Cliff Lampe is an Associate Professor at the University of Michigan School of Information. His research focuses on prosocial outcomes of social computing systems, including the positive effects of social media interaction, civic engagement through social software, and nonprofit use of social computing tools. In that work, he’s collaborated on studies of sites like Facebook, Reddit, Wikipedia,, Slashdot and more. Cliff is serving as the Technical Program Chair for CHI2016 and CHI2017, as Vice President for Publications for ACM SIGCHI, and as Steering Committee Chair Elect for the CSCW community. In Dungeons and Dragons, he prefers the Druid player class.

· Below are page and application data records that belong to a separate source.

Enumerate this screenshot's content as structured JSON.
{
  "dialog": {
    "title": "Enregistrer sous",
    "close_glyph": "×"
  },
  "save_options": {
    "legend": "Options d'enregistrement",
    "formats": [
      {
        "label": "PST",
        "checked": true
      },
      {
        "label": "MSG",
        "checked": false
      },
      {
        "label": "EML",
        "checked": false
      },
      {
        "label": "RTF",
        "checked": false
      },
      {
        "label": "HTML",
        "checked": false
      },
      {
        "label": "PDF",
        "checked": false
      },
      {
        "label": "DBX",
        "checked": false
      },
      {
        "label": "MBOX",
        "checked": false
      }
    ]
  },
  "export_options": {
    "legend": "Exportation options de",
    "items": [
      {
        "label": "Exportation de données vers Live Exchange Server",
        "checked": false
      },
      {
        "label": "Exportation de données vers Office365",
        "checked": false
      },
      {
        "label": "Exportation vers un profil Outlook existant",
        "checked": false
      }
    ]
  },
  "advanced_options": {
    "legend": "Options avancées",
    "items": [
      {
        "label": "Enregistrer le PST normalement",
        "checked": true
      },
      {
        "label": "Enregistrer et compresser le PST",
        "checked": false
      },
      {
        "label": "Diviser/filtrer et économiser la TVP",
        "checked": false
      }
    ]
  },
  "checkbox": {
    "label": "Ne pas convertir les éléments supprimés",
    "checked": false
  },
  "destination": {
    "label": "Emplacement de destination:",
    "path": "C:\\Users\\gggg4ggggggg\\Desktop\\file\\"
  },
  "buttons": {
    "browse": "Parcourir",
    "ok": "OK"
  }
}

Abstract: Cliff Lampe will be describing the Citizen Interaction Design program at the University of Michigan, which has the goals of teaching HCI and UX skills to students by having them work on civic engagement applications in coordination with Michigan cities. The goals of the program are to explore the role of HCI in civic engagement, to train students in the concept of sustainable interaction design, and to develop new forms of “town/gown” relationships. Dr. Lampe will describe the elements of the program, and then discuss the pros and cons of different efforts over the last three years. The talk will conclude by placing CID in the context of larger trends in HCI and social computing research, in particular the expanding set of domains that HCI is trying to cover – and what that means for rigorous research.